BRIEF ▸ Copy each line of the records that holds the string "Стол".
◇ ◇ ◇
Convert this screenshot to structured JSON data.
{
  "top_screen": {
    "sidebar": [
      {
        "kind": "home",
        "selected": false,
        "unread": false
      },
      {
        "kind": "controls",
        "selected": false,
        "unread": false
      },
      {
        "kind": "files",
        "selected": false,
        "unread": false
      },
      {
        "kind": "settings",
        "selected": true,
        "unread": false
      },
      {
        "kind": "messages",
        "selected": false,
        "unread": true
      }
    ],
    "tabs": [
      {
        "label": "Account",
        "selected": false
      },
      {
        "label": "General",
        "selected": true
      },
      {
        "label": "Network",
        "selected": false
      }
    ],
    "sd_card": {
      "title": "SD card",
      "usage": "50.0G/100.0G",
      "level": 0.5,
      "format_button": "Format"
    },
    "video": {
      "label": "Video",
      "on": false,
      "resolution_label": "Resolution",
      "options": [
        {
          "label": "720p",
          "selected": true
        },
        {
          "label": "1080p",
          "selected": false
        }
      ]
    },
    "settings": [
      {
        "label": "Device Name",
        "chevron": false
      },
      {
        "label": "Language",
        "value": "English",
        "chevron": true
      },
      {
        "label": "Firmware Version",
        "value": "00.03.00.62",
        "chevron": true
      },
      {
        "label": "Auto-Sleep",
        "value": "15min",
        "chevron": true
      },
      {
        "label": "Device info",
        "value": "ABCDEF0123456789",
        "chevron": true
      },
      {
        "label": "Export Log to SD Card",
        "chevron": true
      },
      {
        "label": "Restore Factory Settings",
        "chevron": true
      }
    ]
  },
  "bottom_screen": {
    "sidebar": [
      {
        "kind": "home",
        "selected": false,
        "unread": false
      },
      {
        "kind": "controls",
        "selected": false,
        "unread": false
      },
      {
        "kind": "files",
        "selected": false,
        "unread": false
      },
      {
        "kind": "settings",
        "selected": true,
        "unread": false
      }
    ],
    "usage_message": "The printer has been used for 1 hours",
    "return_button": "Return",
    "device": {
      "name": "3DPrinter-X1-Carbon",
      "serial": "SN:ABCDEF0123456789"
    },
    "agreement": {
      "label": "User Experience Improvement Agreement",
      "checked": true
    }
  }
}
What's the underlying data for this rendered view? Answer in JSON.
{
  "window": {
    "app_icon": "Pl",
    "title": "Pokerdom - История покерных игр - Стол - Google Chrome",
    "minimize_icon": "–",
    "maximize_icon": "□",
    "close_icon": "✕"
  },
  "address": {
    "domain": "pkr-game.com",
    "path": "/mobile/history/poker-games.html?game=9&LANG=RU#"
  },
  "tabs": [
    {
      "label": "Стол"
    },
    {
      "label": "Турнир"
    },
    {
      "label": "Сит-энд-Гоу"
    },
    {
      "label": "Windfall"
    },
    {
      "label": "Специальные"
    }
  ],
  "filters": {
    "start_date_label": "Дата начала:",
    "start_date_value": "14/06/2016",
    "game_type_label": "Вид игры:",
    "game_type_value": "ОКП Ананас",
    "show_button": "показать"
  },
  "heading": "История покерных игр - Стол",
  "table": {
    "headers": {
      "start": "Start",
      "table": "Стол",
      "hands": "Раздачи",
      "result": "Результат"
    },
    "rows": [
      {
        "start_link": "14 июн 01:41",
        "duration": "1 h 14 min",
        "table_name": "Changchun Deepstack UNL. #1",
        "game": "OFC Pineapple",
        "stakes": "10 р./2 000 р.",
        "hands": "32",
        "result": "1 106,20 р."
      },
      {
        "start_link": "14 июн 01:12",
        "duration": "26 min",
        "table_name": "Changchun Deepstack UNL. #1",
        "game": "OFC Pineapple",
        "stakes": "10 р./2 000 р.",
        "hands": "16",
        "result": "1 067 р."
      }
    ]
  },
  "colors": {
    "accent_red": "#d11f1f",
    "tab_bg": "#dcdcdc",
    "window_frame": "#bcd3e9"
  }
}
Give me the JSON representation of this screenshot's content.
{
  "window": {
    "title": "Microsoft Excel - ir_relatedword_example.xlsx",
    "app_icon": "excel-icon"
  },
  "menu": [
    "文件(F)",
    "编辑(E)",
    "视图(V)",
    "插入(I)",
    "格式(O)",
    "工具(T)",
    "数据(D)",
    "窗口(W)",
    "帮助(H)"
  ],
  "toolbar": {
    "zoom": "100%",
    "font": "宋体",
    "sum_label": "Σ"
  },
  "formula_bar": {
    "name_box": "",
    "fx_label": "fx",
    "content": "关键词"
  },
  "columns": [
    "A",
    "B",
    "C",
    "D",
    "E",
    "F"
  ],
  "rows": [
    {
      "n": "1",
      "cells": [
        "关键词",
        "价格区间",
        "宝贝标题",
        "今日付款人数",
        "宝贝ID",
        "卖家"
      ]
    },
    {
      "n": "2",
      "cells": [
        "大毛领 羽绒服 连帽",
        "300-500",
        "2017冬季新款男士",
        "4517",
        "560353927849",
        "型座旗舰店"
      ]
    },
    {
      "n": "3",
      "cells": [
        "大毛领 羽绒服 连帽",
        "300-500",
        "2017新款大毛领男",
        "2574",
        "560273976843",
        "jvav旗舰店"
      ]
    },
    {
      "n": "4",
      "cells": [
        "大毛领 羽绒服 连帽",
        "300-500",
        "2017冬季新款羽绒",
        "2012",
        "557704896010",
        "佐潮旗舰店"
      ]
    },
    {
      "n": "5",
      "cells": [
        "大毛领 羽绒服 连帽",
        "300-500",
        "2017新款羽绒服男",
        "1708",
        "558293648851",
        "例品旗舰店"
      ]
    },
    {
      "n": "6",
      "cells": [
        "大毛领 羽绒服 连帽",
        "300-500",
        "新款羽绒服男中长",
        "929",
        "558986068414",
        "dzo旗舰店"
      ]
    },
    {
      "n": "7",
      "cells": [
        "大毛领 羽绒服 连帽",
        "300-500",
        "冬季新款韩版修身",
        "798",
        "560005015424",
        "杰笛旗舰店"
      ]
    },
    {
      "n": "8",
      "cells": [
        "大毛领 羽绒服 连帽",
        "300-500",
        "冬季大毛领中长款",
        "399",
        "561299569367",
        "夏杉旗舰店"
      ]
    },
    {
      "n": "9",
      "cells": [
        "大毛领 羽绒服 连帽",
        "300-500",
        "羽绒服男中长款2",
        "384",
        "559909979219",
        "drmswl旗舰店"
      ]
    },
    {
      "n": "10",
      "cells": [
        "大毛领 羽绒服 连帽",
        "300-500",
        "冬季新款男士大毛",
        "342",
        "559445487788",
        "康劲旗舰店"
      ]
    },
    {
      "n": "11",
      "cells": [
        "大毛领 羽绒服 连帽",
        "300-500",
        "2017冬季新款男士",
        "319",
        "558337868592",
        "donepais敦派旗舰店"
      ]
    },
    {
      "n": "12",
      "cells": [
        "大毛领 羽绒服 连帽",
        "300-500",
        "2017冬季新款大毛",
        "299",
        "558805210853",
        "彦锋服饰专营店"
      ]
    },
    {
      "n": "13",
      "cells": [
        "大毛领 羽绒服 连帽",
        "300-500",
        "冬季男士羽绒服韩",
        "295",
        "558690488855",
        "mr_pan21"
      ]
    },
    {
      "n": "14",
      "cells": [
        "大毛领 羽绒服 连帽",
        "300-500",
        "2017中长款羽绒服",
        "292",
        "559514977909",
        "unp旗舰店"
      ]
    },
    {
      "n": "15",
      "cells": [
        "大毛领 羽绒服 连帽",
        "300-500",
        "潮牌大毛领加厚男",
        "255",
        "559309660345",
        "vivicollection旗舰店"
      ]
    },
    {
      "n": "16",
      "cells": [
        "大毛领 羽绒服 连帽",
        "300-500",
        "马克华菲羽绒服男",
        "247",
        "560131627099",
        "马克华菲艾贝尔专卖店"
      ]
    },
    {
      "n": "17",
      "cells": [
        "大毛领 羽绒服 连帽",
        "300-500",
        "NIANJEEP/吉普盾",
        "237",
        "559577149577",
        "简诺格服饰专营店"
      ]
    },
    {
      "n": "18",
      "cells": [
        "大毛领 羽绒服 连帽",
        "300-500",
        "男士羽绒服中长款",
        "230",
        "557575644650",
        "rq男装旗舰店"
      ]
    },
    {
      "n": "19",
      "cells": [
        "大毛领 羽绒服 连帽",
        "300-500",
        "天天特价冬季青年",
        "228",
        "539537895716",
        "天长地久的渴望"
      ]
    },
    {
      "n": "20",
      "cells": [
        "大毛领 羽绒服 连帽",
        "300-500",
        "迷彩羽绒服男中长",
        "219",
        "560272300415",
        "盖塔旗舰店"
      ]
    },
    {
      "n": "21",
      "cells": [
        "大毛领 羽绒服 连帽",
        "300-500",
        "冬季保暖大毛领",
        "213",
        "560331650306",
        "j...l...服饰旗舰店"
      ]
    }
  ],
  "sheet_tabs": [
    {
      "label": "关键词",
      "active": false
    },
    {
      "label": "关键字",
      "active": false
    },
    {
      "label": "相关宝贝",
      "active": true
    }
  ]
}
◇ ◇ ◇
ANSWER SPACE ▸
    "title": "Pokerdom - История покерных игр - Стол - Google Chrome",
      "label": "Стол"
  "heading": "История покерных игр - Стол",
      "table": "Стол",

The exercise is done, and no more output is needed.